and write English more or less correctly, and French to some extent.
However, very few are sufficiently educated to keep books for the farm
or write a clear letter or narrative. This is due to the ineptitude
of the individual in some cases, to his neglect in others, or to the small
interest his parents showed in education.
Indeed there are intelligent, clever
children who attend school for five or six years without learning more
than a little reading and writing. Others, though they profited from
their lessons, quickly forgot their little pack of learning. This
is true of the greater part of the young population from twenty to thirty.
Most parents think their children
know enough when they have a fairly good handwriting and read without too
much hesitation. They then hastily remove them from school and put
them to work. In most farm houses, there is neither paper nor pen
and ink. Books are rare. There are almanacs, prayer-books,

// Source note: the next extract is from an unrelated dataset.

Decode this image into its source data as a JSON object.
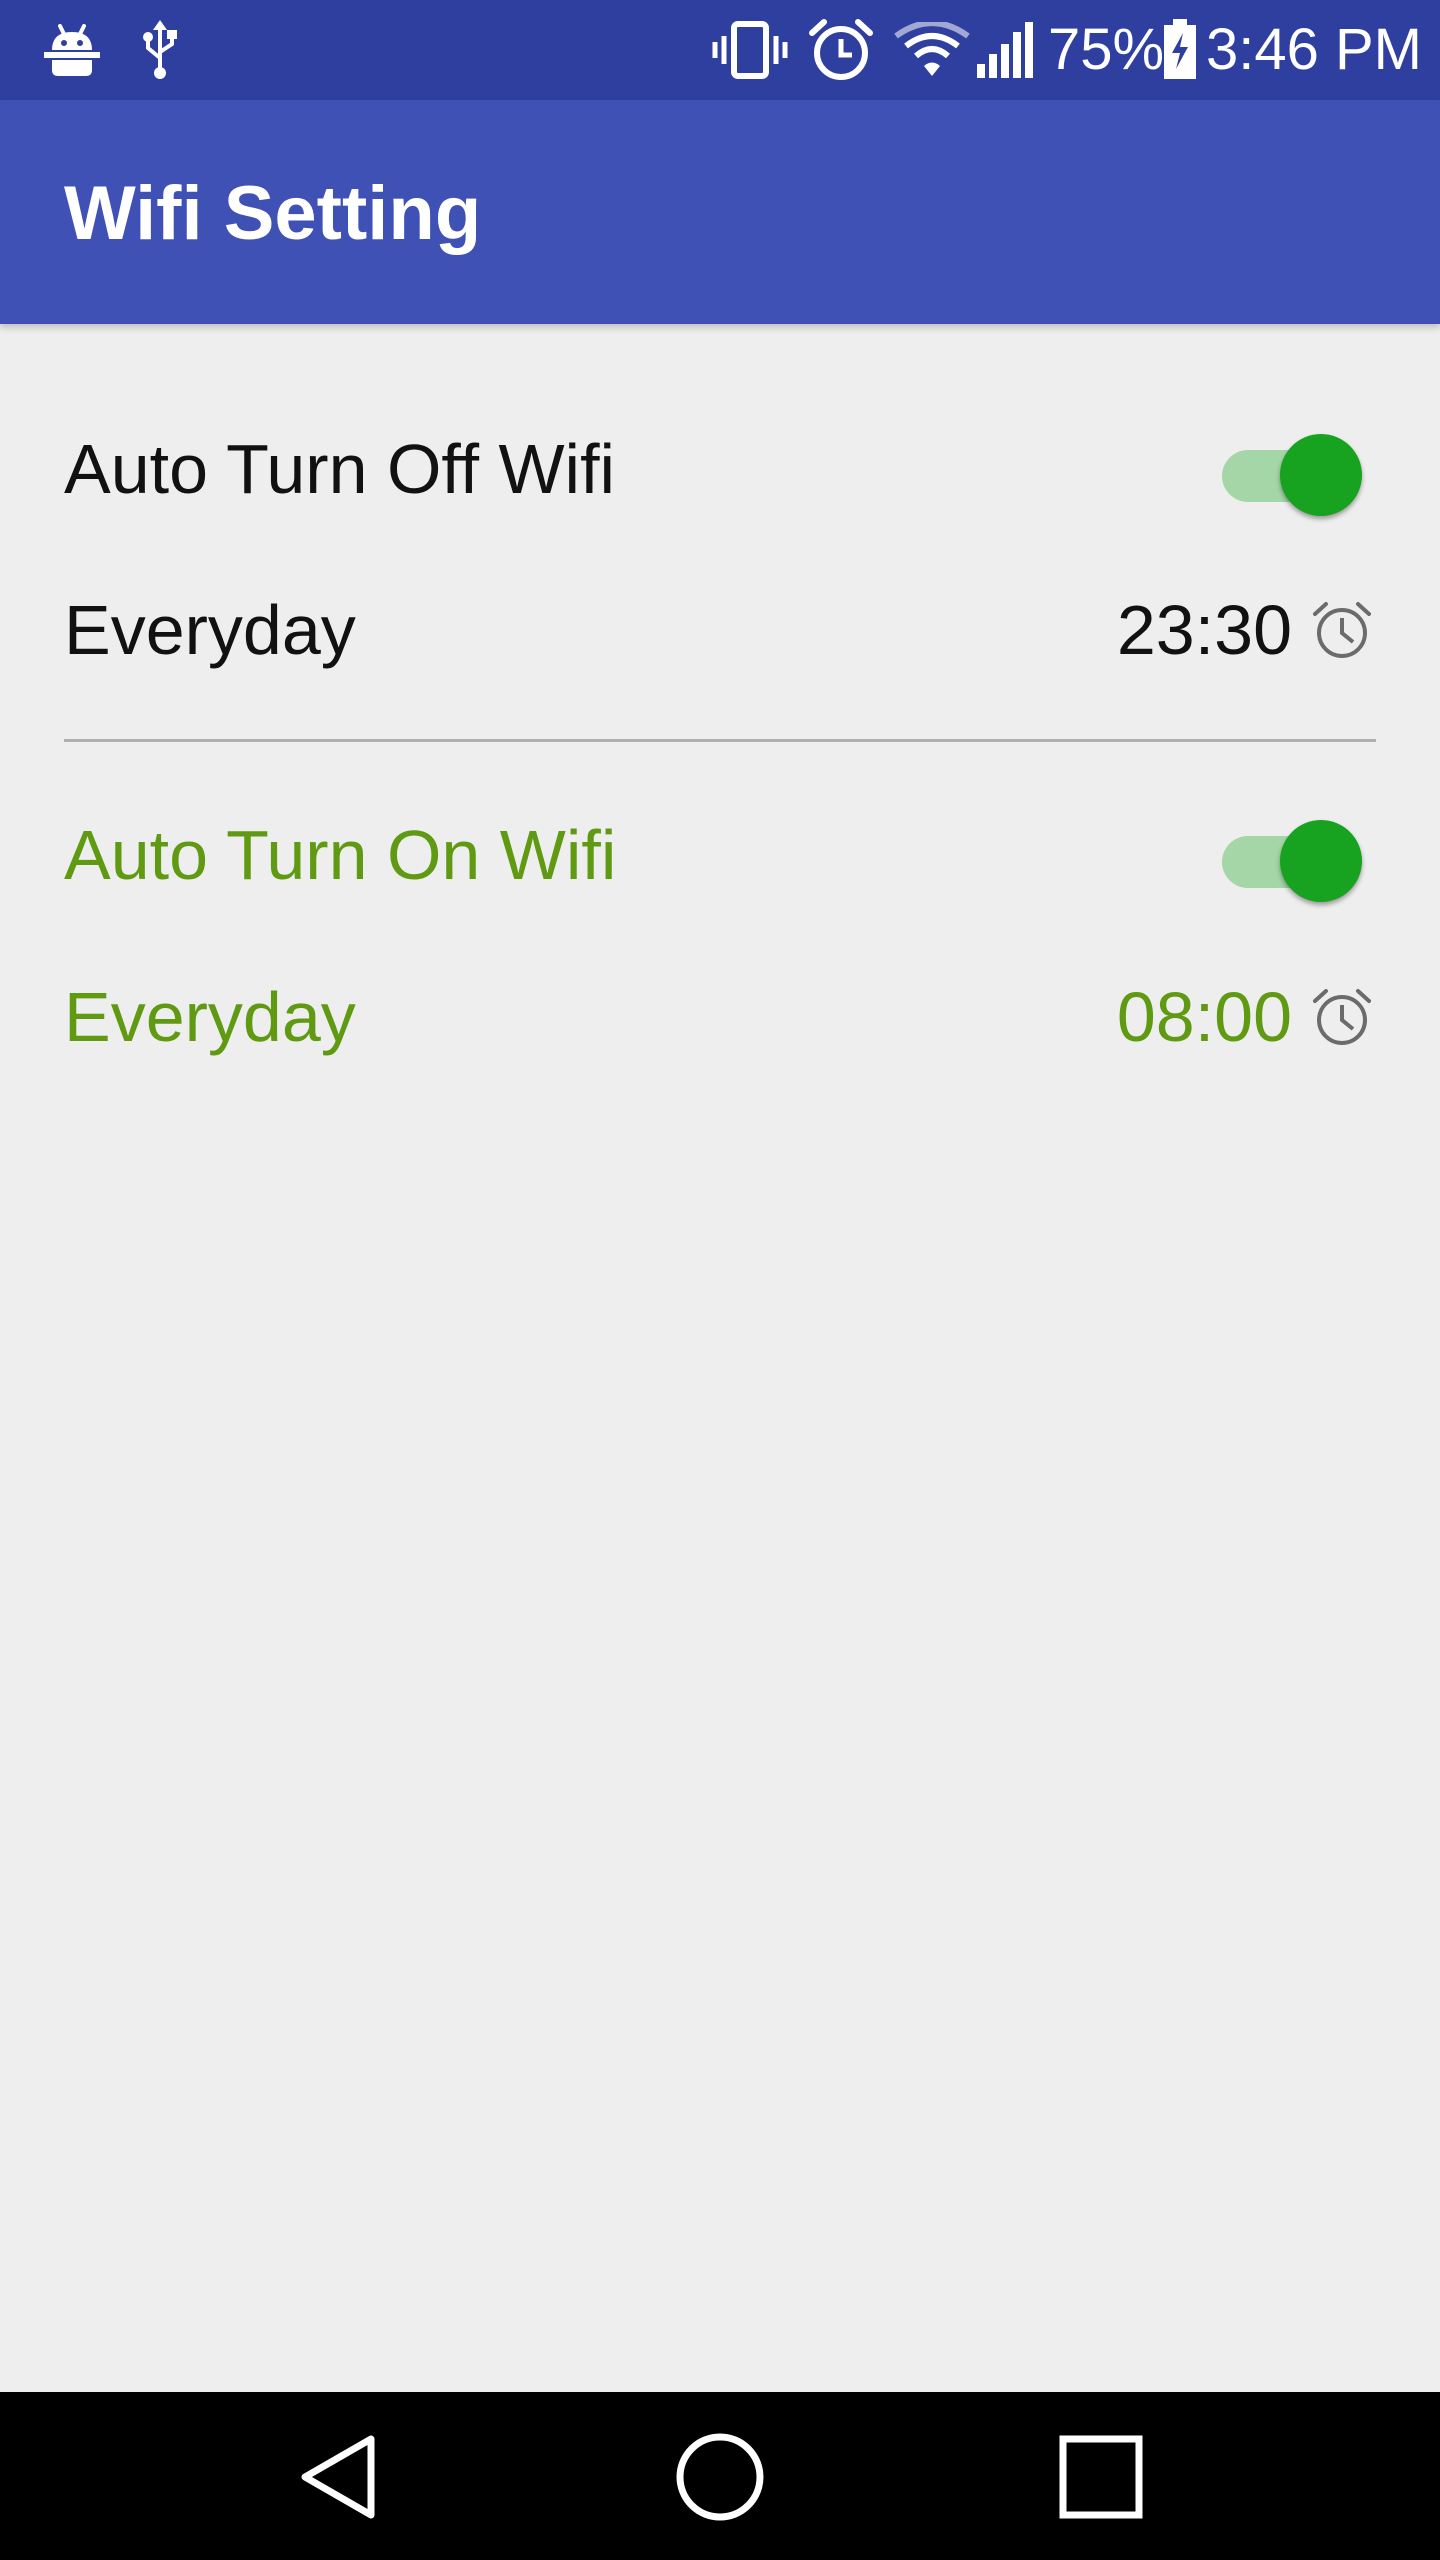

some devotional works, and nothing more. Parents who have never read
a book, and who honestly believe that to be a farmer one requires only
a little reading, writing, and arithmetic, would probably view with jaundiced
eye any interest in books or writing for pleasure among their grown children.
The children themselves do not tend
to pursue further study because they have not progressed enough to read
even the simpler material they can come by without troublesome effort.
Further, the demands of daily work,
friendly visiting and youthful pleasure, which fill up the lives of the
young, militate against any continued interest in letters. In short,
books and pen are put aside, and at the age of 21, one can do no more than
read and sign one’s name.
Girls read much more than boys, but
most do not write. Once married, they say farewell to the pen and
almost never use one again, especially when they become farmers’ wives.